- Exercise objective
Copy out each line of the data that holds the word "sprzedaży".
==== Information shown
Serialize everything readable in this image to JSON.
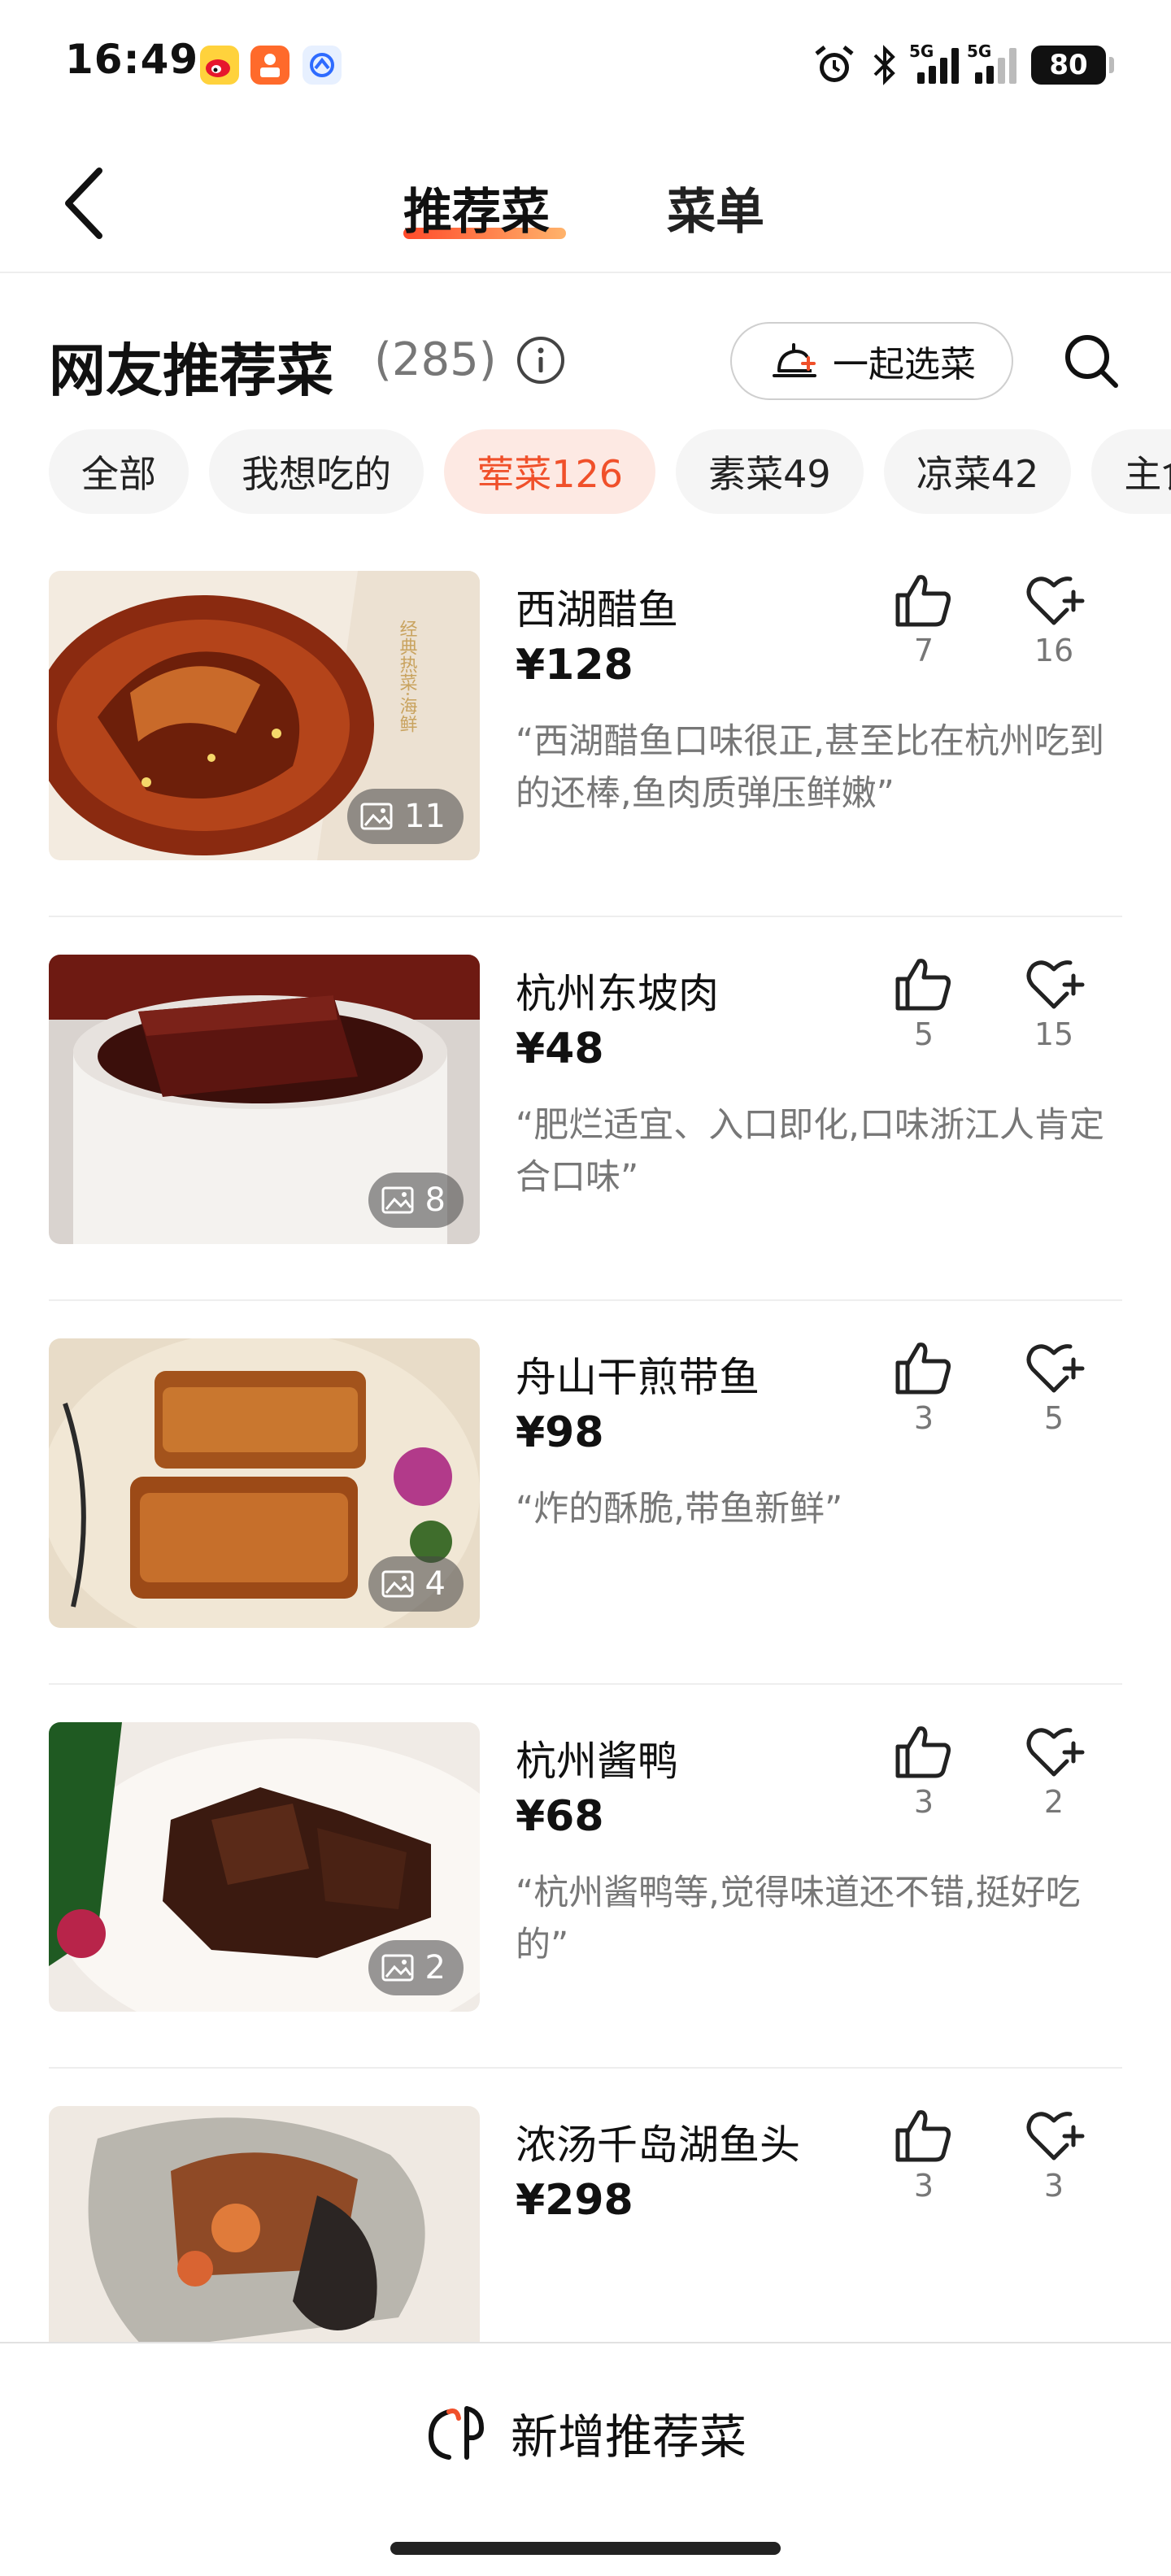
{
  "status_bar": {
    "time": "16:49",
    "network_1": "5G",
    "network_2": "5G",
    "battery": "80",
    "app_icons": [
      "weibo-icon",
      "app-orange-icon",
      "app-blue-icon"
    ],
    "status_icons": [
      "alarm-icon",
      "bluetooth-icon",
      "signal-icon",
      "signal-icon",
      "battery-icon"
    ]
  },
  "nav": {
    "back_icon": "chevron-left-icon",
    "tabs": [
      {
        "label": "推荐菜",
        "active": true
      },
      {
        "label": "菜单",
        "active": false
      }
    ]
  },
  "section": {
    "title": "网友推荐菜",
    "count": "(285)",
    "info_icon": "info-icon",
    "together_button": "一起选菜",
    "together_icon": "dish-cover-icon",
    "search_icon": "search-icon"
  },
  "filters": [
    {
      "label": "全部",
      "active": false
    },
    {
      "label": "我想吃的",
      "active": false
    },
    {
      "label": "荤菜126",
      "active": true
    },
    {
      "label": "素菜49",
      "active": false
    },
    {
      "label": "凉菜42",
      "active": false
    },
    {
      "label": "主食",
      "active": false
    }
  ],
  "dishes": [
    {
      "name": "西湖醋鱼",
      "price": "¥128",
      "quote": "“西湖醋鱼口味很正,甚至比在杭州吃到的还棒,鱼肉质弹压鲜嫩”",
      "photos": "11",
      "likes": "7",
      "favorites": "16"
    },
    {
      "name": "杭州东坡肉",
      "price": "¥48",
      "quote": "“肥烂适宜、入口即化,口味浙江人肯定合口味”",
      "photos": "8",
      "likes": "5",
      "favorites": "15"
    },
    {
      "name": "舟山干煎带鱼",
      "price": "¥98",
      "quote": "“炸的酥脆,带鱼新鲜”",
      "photos": "4",
      "likes": "3",
      "favorites": "5"
    },
    {
      "name": "杭州酱鸭",
      "price": "¥68",
      "quote": "“杭州酱鸭等,觉得味道还不错,挺好吃的”",
      "photos": "2",
      "likes": "3",
      "favorites": "2"
    },
    {
      "name": "浓汤千岛湖鱼头",
      "price": "¥298",
      "quote": "",
      "photos": "",
      "likes": "3",
      "favorites": "3"
    }
  ],
  "image_overlay_text": "经典热菜·海鲜",
  "icons": {
    "like": "thumbs-up-icon",
    "favorite": "heart-plus-icon",
    "photo": "image-icon",
    "add": "chef-icon"
  },
  "bottom": {
    "add_label": "新增推荐菜"
  },
  "colors": {
    "accent": "#f0502a",
    "chip_active_bg": "#fde9e3",
    "chip_bg": "#f5f5f5",
    "muted_text": "#777777"
  }
}
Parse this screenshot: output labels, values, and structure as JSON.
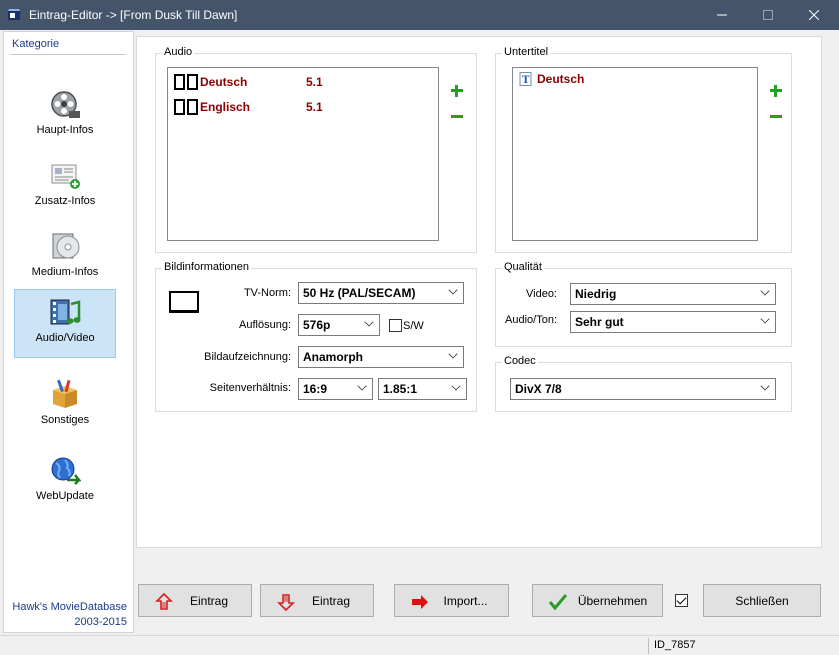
{
  "window": {
    "title": "Eintrag-Editor -> [From Dusk Till Dawn]",
    "title_bar_color": "#44546a"
  },
  "sidebar": {
    "heading": "Kategorie",
    "items": [
      {
        "label": "Haupt-Infos",
        "icon": "film-reel-icon"
      },
      {
        "label": "Zusatz-Infos",
        "icon": "info-card-icon"
      },
      {
        "label": "Medium-Infos",
        "icon": "disc-icon"
      },
      {
        "label": "Audio/Video",
        "icon": "audio-video-icon",
        "active": true
      },
      {
        "label": "Sonstiges",
        "icon": "box-icon"
      },
      {
        "label": "WebUpdate",
        "icon": "globe-icon"
      }
    ],
    "credit_line1": "Hawk's MovieDatabase",
    "credit_line2": "2003-2015"
  },
  "audio": {
    "label": "Audio",
    "tracks": [
      {
        "language": "Deutsch",
        "channels": "5.1"
      },
      {
        "language": "Englisch",
        "channels": "5.1"
      }
    ]
  },
  "subtitles": {
    "label": "Untertitel",
    "items": [
      {
        "language": "Deutsch"
      }
    ]
  },
  "picture_info": {
    "label": "Bildinformationen",
    "tv_norm_label": "TV-Norm:",
    "tv_norm_value": "50 Hz (PAL/SECAM)",
    "resolution_label": "Auflösung:",
    "resolution_value": "576p",
    "bw_label": "S/W",
    "bw_checked": false,
    "recording_label": "Bildaufzeichnung:",
    "recording_value": "Anamorph",
    "aspect_label": "Seitenverhältnis:",
    "aspect_value1": "16:9",
    "aspect_value2": "1.85:1"
  },
  "quality": {
    "label": "Qualität",
    "video_label": "Video:",
    "video_value": "Niedrig",
    "audio_label": "Audio/Ton:",
    "audio_value": "Sehr gut"
  },
  "codec": {
    "label": "Codec",
    "value": "DivX 7/8"
  },
  "buttons": {
    "entry_up": "Eintrag",
    "entry_down": "Eintrag",
    "import": "Import...",
    "apply": "Übernehmen",
    "apply_checkbox_checked": true,
    "close": "Schließen"
  },
  "status": {
    "id": "ID_7857"
  },
  "colors": {
    "accent_text": "#8b0000",
    "link_blue": "#1a3c8c",
    "add_green": "#21a121",
    "selected_bg": "#cce4f7"
  }
}
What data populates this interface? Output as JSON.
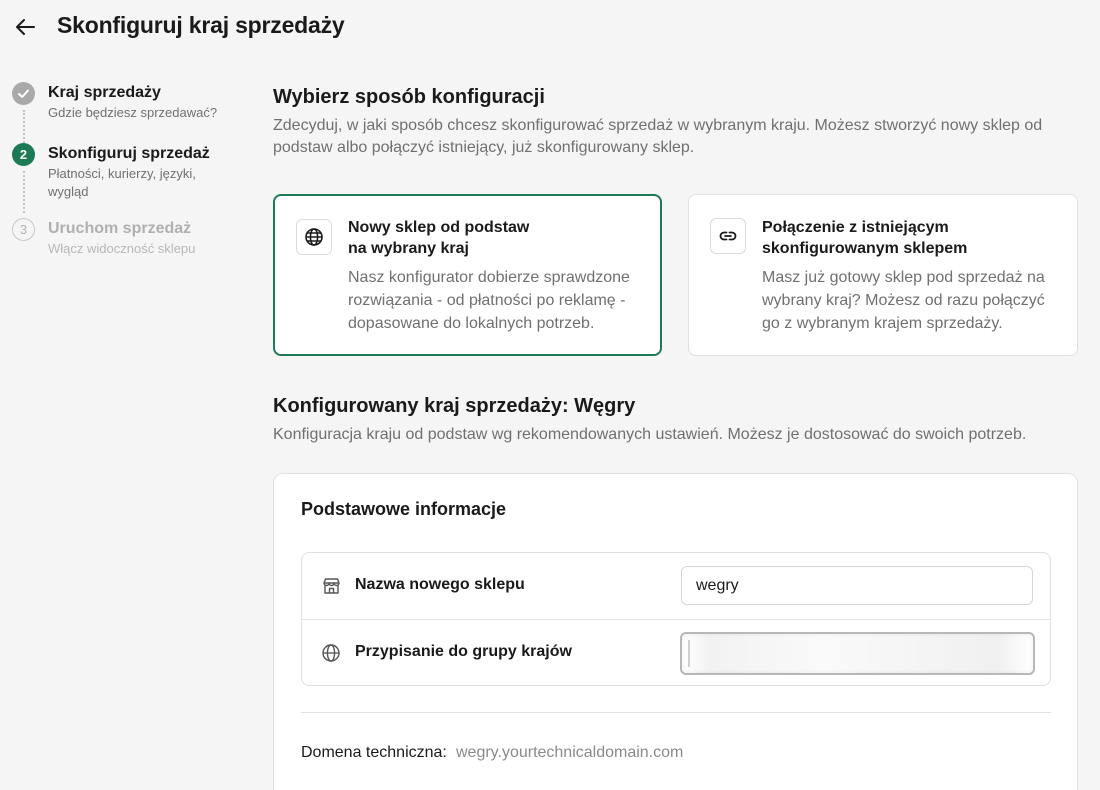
{
  "header": {
    "title": "Skonfiguruj kraj sprzedaży",
    "back_icon": "arrow-left-icon"
  },
  "stepper": {
    "steps": [
      {
        "number": "✓",
        "title": "Kraj sprzedaży",
        "subtitle": "Gdzie będziesz sprzedawać?",
        "state": "done"
      },
      {
        "number": "2",
        "title": "Skonfiguruj sprzedaż",
        "subtitle": "Płatności, kurierzy, języki, wygląd",
        "state": "active"
      },
      {
        "number": "3",
        "title": "Uruchom sprzedaż",
        "subtitle": "Włącz widoczność sklepu",
        "state": "todo"
      }
    ]
  },
  "config_method": {
    "title": "Wybierz sposób konfiguracji",
    "description": "Zdecyduj, w jaki sposób chcesz skonfigurować sprzedaż w wybranym kraju. Możesz stworzyć nowy sklep od podstaw albo połączyć istniejący, już skonfigurowany sklep.",
    "options": [
      {
        "title_line1": "Nowy sklep od podstaw",
        "title_line2": "na wybrany kraj",
        "desc_line1": "Nasz konfigurator dobierze sprawdzone",
        "desc_line2": "rozwiązania - od płatności po reklamę -",
        "desc_line3": "dopasowane do lokalnych potrzeb.",
        "icon": "globe-icon",
        "selected": true
      },
      {
        "title_line1": "Połączenie z istniejącym",
        "title_line2": "skonfigurowanym sklepem",
        "desc_line1": "Masz już gotowy sklep pod sprzedaż na",
        "desc_line2": "wybrany kraj? Możesz od razu połączyć",
        "desc_line3": "go z wybranym krajem sprzedaży.",
        "icon": "link-icon",
        "selected": false
      }
    ]
  },
  "country_config": {
    "title": "Konfigurowany kraj sprzedaży: Węgry",
    "description": "Konfiguracja kraju od podstaw wg rekomendowanych ustawień. Możesz je dostosować do swoich potrzeb."
  },
  "basic_info": {
    "title": "Podstawowe informacje",
    "fields": {
      "shop_name_label": "Nazwa nowego sklepu",
      "shop_name_value": "wegry",
      "shop_name_icon": "store-icon",
      "country_group_label": "Przypisanie do grupy krajów",
      "country_group_icon": "globe-icon"
    },
    "domain_label": "Domena techniczna:",
    "domain_value": "wegry.yourtechnicaldomain.com"
  },
  "colors": {
    "accent": "#1c7a55",
    "background": "#f5f5f5",
    "muted_text": "#707070"
  }
}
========
- Task output
    "title": "Skonfiguruj kraj sprzedaży",
        "title": "Kraj sprzedaży",
        "desc_line3": "go z wybranym krajem sprzedaży.",
    "title": "Konfigurowany kraj sprzedaży: Węgry",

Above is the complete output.